The link text of any inbound site link is vitally important in search result ranking. The
anchor (or link) text is the text between the HTML tags «A» and «/A» and is displayed as
the text that you click in a browser to go to a new page. If the link text contains
appropriate keywords, the search engine regards it as an additional and highly significant
recommendation that the site actually contains valuable information relevant to the search
3.4 Relevance of referring pages
As well as link text, search engines also take into account the overall information
content of each referring page.
Example: Suppose we are using seo to promote a car sales resource. In this case a link
from a site about car repairs will have much more importance that a similar link from a
site about gardening. The first link is published on a resource having a similar topic so it
will be more important for search engines.
3.5 Google PageRank – theoretical basics
The Google company was the first company to patent the system of taking into account
inbound links. The algorithm was named PageRank. In this section, we will describe this
algorithm and how it can influence search result ranking.
PageRank is estimated separately for each web page and is determined by the
PageRank (citation) of other pages referring to it. It is a kind of “virtuous circle.” The
main task is to find the criterion that determines page importance. In the case of
PageRank, it is the possible frequency of visits to a page.
I shall now describe how user’s behavior when following links to surf the network is
modeled. It is assumed that the user starts viewing sites from some random page. Then he
or she follows links to other web resources. There is always a possibility that the user
may leave a site without following any outbound link and start viewing documents from a
random page. The PageRank algorithm estimates the probability of this event as 0.15 at
each step. The probability that our user continues surfing by following one of the links
available on the current page is therefore 0.85, assuming that all links are equal in this
case. If he or she continues surfing indefinitely, popular pages will be visited many more
times than the less popular pages.
The PageRank of a specified web page is thus defined as the probability that a user
may visit the web page. It follows that, the sum of probabilities for all existing web pages

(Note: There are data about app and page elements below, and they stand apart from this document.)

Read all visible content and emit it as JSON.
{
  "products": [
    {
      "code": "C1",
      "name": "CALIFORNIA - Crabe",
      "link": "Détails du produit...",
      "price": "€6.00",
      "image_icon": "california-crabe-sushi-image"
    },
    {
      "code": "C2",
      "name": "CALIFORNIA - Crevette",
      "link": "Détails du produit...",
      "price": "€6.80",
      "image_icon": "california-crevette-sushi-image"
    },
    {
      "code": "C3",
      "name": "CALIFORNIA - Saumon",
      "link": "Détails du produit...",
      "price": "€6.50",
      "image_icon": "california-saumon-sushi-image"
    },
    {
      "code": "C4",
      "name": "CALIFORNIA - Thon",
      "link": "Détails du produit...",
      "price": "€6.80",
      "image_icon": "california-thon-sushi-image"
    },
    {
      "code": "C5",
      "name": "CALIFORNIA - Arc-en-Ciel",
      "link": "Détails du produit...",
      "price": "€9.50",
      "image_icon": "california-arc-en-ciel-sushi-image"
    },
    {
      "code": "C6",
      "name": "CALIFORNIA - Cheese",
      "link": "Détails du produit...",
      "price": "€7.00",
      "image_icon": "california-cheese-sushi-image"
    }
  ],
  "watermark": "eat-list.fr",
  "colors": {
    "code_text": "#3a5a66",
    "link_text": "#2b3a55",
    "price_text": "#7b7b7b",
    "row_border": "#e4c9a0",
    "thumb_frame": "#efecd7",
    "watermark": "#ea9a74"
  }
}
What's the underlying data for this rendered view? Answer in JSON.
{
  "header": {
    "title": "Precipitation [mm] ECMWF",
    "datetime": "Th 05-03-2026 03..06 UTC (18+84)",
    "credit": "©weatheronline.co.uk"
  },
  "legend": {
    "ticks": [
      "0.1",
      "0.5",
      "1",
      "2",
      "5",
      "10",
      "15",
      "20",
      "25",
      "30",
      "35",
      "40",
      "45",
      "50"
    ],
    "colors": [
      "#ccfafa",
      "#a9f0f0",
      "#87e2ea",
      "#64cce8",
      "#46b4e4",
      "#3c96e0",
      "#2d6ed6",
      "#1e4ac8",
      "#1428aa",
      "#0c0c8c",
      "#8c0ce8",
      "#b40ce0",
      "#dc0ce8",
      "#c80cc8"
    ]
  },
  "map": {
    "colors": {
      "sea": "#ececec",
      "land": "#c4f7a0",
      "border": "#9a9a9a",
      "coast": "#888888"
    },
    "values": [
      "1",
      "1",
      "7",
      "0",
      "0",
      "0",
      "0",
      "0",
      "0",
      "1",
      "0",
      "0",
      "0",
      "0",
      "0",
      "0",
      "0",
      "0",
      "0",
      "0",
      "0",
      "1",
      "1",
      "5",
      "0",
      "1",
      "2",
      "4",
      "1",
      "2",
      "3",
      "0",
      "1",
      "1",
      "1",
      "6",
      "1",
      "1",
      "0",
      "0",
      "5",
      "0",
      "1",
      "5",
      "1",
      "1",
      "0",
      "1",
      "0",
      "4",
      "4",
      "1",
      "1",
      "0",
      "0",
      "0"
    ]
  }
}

is exactly one because the user is assumed to be visiting at least one Internet page at any
Since it is not always convenient to work with these probabilities the PageRank can be